■ WORK INSTRUCTION ■
Restate every entry word for word.

■ SOURCE INFORMATION ■
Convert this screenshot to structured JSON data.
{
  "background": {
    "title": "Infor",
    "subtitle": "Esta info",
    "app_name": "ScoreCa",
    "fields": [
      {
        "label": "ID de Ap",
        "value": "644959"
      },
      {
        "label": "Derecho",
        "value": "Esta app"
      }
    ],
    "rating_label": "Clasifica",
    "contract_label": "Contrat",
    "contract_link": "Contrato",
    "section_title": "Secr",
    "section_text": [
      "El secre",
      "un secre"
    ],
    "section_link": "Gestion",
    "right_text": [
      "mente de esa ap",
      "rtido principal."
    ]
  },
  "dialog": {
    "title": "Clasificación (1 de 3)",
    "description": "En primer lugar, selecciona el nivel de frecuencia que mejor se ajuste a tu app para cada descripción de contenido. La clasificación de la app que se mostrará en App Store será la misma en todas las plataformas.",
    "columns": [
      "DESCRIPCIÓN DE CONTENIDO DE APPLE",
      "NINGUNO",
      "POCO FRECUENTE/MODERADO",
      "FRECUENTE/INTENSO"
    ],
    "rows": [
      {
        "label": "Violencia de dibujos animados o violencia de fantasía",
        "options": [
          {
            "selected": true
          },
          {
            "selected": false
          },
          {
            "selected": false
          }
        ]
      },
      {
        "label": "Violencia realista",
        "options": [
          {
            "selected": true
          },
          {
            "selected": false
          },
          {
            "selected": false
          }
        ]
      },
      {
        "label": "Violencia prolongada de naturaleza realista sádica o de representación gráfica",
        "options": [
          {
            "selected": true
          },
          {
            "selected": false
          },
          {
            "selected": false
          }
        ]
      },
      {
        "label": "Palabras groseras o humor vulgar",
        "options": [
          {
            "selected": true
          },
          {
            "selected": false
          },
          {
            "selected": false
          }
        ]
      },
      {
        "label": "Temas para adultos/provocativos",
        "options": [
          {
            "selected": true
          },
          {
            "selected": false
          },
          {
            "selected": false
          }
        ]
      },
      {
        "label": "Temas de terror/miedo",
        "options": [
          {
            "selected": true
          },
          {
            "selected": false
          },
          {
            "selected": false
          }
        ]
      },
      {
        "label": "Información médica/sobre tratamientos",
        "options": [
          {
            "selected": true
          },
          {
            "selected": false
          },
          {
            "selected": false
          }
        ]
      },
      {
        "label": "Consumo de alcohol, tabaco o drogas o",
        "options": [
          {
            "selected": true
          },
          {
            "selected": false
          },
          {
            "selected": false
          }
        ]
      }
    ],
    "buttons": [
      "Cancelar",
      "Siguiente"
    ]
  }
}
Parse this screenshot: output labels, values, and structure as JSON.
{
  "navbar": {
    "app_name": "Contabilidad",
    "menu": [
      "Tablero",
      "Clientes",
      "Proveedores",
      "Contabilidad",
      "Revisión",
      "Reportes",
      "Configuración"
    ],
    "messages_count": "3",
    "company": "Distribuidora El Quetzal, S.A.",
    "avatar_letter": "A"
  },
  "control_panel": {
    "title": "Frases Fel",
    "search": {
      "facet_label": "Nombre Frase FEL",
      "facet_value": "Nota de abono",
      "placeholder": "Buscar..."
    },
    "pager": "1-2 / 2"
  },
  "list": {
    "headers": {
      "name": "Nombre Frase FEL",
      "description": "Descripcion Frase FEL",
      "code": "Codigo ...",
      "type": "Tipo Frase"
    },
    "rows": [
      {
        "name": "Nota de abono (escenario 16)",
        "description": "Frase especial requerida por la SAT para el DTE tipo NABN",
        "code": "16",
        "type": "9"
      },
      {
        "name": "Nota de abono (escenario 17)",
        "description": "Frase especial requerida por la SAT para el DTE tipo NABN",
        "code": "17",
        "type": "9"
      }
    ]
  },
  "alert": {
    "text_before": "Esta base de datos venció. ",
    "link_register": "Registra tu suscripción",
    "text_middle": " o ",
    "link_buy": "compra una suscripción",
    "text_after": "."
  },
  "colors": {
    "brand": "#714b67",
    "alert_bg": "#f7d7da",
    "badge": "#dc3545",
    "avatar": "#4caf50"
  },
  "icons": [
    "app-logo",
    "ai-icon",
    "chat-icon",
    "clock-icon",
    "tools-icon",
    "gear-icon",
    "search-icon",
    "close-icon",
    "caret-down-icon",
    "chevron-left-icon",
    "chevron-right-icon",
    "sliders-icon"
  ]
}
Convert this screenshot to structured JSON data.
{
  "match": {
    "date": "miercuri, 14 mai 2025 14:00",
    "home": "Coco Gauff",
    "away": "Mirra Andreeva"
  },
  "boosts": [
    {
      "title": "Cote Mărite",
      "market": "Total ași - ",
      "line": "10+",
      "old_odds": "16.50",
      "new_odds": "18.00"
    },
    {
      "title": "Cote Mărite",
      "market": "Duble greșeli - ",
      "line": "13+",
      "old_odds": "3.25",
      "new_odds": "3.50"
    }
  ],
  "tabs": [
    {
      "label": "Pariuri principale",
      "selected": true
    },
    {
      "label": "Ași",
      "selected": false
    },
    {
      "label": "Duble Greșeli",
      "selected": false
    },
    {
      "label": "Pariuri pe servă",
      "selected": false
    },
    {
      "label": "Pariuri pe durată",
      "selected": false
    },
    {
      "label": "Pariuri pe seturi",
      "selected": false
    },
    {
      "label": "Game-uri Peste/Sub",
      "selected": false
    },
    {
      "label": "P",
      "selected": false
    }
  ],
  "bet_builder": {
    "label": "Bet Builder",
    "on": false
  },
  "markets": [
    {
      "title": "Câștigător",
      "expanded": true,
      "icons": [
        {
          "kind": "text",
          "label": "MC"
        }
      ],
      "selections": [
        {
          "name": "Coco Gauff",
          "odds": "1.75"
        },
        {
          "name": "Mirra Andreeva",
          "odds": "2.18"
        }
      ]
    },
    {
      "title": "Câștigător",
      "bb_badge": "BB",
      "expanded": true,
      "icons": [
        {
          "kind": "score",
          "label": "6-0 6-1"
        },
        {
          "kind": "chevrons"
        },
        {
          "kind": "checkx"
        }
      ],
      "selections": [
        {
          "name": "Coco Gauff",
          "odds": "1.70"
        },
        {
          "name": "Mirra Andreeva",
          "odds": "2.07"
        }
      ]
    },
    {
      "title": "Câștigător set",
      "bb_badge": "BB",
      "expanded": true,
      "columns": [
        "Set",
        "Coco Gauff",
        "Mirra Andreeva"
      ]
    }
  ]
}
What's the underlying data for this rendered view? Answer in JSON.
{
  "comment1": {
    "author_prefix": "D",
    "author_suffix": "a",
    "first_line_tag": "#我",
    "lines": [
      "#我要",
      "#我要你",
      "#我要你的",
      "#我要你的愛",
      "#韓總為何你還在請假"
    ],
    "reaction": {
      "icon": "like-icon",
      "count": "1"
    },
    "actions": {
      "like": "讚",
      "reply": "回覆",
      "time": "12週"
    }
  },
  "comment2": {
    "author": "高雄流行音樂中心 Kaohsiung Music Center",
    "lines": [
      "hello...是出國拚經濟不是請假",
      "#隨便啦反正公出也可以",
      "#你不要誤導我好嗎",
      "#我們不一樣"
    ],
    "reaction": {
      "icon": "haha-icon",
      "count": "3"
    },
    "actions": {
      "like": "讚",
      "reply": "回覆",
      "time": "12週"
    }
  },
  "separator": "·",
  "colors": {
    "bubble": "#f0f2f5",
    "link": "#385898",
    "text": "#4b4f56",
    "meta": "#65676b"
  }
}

■ WRITTEN REPLY ■
Convert this screenshot to structured JSON data.
{
  "background": {
    "title": "Infor",
    "subtitle": "Esta info",
    "app_name": "ScoreCa",
    "fields": [
      {
        "label": "ID de Ap",
        "value": "644959"
      },
      {
        "label": "Derecho",
        "value": "Esta app"
      }
    ],
    "rating_label": "Clasifica",
    "contract_label": "Contrat",
    "contract_link": "Contrato",
    "section_title": "Secr",
    "section_text": [
      "El secre",
      "un secre"
    ],
    "section_link": "Gestion",
    "right_text": [
      "mente de esa ap",
      "rtido principal."
    ]
  },
  "dialog": {
    "title": "Clasificación (1 de 3)",
    "description": "En primer lugar, selecciona el nivel de frecuencia que mejor se ajuste a tu app para cada descripción de contenido. La clasificación de la app que se mostrará en App Store será la misma en todas las plataformas.",
    "columns": [
      "DESCRIPCIÓN DE CONTENIDO DE APPLE",
      "NINGUNO",
      "POCO FRECUENTE/MODERADO",
      "FRECUENTE/INTENSO"
    ],
    "rows": [
      {
        "label": "Violencia de dibujos animados o violencia de fantasía",
        "options": [
          {
            "selected": true
          },
          {
            "selected": false
          },
          {
            "selected": false
          }
        ]
      },
      {
        "label": "Violencia realista",
        "options": [
          {
            "selected": true
          },
          {
            "selected": false
          },
          {
            "selected": false
          }
        ]
      },
      {
        "label": "Violencia prolongada de naturaleza realista sádica o de representación gráfica",
        "options": [
          {
            "selected": true
          },
          {
            "selected": false
          },
          {
            "selected": false
          }
        ]
      },
      {
        "label": "Palabras groseras o humor vulgar",
        "options": [
          {
            "selected": true
          },
          {
            "selected": false
          },
          {
            "selected": false
          }
        ]
      },
      {
        "label": "Temas para adultos/provocativos",
        "options": [
          {
            "selected": true
          },
          {
            "selected": false
          },
          {
            "selected": false
          }
        ]
      },
      {
        "label": "Temas de terror/miedo",
        "options": [
          {
            "selected": true
          },
          {
            "selected": false
          },
          {
            "selected": false
          }
        ]
      },
      {
        "label": "Información médica/sobre tratamientos",
        "options": [
          {
            "selected": true
          },
          {
            "selected": false
          },
          {
            "selected": false
          }
        ]
      },
      {
        "label": "Consumo de alcohol, tabaco o drogas o",
        "options": [
          {
            "selected": true
          },
          {
            "selected": false
          },
          {
            "selected": false
          }
        ]
      }
    ],
    "buttons": [
      "Cancelar",
      "Siguiente"
    ]
  }
}
Parse this screenshot: output labels, values, and structure as JSON.
{
  "navbar": {
    "app_name": "Contabilidad",
    "menu": [
      "Tablero",
      "Clientes",
      "Proveedores",
      "Contabilidad",
      "Revisión",
      "Reportes",
      "Configuración"
    ],
    "messages_count": "3",
    "company": "Distribuidora El Quetzal, S.A.",
    "avatar_letter": "A"
  },
  "control_panel": {
    "title": "Frases Fel",
    "search": {
      "facet_label": "Nombre Frase FEL",
      "facet_value": "Nota de abono",
      "placeholder": "Buscar..."
    },
    "pager": "1-2 / 2"
  },
  "list": {
    "headers": {
      "name": "Nombre Frase FEL",
      "description": "Descripcion Frase FEL",
      "code": "Codigo ...",
      "type": "Tipo Frase"
    },
    "rows": [
      {
        "name": "Nota de abono (escenario 16)",
        "description": "Frase especial requerida por la SAT para el DTE tipo NABN",
        "code": "16",
        "type": "9"
      },
      {
        "name": "Nota de abono (escenario 17)",
        "description": "Frase especial requerida por la SAT para el DTE tipo NABN",
        "code": "17",
        "type": "9"
      }
    ]
  },
  "alert": {
    "text_before": "Esta base de datos venció. ",
    "link_register": "Registra tu suscripción",
    "text_middle": " o ",
    "link_buy": "compra una suscripción",
    "text_after": "."
  },
  "colors": {
    "brand": "#714b67",
    "alert_bg": "#f7d7da",
    "badge": "#dc3545",
    "avatar": "#4caf50"
  },
  "icons": [
    "app-logo",
    "ai-icon",
    "chat-icon",
    "clock-icon",
    "tools-icon",
    "gear-icon",
    "search-icon",
    "close-icon",
    "caret-down-icon",
    "chevron-left-icon",
    "chevron-right-icon",
    "sliders-icon"
  ]
}
Convert this screenshot to structured JSON data.
{
  "match": {
    "date": "miercuri, 14 mai 2025 14:00",
    "home": "Coco Gauff",
    "away": "Mirra Andreeva"
  },
  "boosts": [
    {
      "title": "Cote Mărite",
      "market": "Total ași - ",
      "line": "10+",
      "old_odds": "16.50",
      "new_odds": "18.00"
    },
    {
      "title": "Cote Mărite",
      "market": "Duble greșeli - ",
      "line": "13+",
      "old_odds": "3.25",
      "new_odds": "3.50"
    }
  ],
  "tabs": [
    {
      "label": "Pariuri principale",
      "selected": true
    },
    {
      "label": "Ași",
      "selected": false
    },
    {
      "label": "Duble Greșeli",
      "selected": false
    },
    {
      "label": "Pariuri pe servă",
      "selected": false
    },
    {
      "label": "Pariuri pe durată",
      "selected": false
    },
    {
      "label": "Pariuri pe seturi",
      "selected": false
    },
    {
      "label": "Game-uri Peste/Sub",
      "selected": false
    },
    {
      "label": "P",
      "selected": false
    }
  ],
  "bet_builder": {
    "label": "Bet Builder",
    "on": false
  },
  "markets": [
    {
      "title": "Câștigător",
      "expanded": true,
      "icons": [
        {
          "kind": "text",
          "label": "MC"
        }
      ],
      "selections": [
        {
          "name": "Coco Gauff",
          "odds": "1.75"
        },
        {
          "name": "Mirra Andreeva",
          "odds": "2.18"
        }
      ]
    },
    {
      "title": "Câștigător",
      "bb_badge": "BB",
      "expanded": true,
      "icons": [
        {
          "kind": "score",
          "label": "6-0 6-1"
        },
        {
          "kind": "chevrons"
        },
        {
          "kind": "checkx"
        }
      ],
      "selections": [
        {
          "name": "Coco Gauff",
          "odds": "1.70"
        },
        {
          "name": "Mirra Andreeva",
          "odds": "2.07"
        }
      ]
    },
    {
      "title": "Câștigător set",
      "bb_badge": "BB",
      "expanded": true,
      "columns": [
        "Set",
        "Coco Gauff",
        "Mirra Andreeva"
      ]
    }
  ]
}
What's the underlying data for this rendered view? Answer in JSON.
{
  "comment1": {
    "author_prefix": "D",
    "author_suffix": "a",
    "first_line_tag": "#我",
    "lines": [
      "#我要",
      "#我要你",
      "#我要你的",
      "#我要你的愛",
      "#韓總為何你還在請假"
    ],
    "reaction": {
      "icon": "like-icon",
      "count": "1"
    },
    "actions": {
      "like": "讚",
      "reply": "回覆",
      "time": "12週"
    }
  },
  "comment2": {
    "author": "高雄流行音樂中心 Kaohsiung Music Center",
    "lines": [
      "hello...是出國拚經濟不是請假",
      "#隨便啦反正公出也可以",
      "#你不要誤導我好嗎",
      "#我們不一樣"
    ],
    "reaction": {
      "icon": "haha-icon",
      "count": "3"
    },
    "actions": {
      "like": "讚",
      "reply": "回覆",
      "time": "12週"
    }
  },
  "separator": "·",
  "colors": {
    "bubble": "#f0f2f5",
    "link": "#385898",
    "text": "#4b4f56",
    "meta": "#65676b"
  }
}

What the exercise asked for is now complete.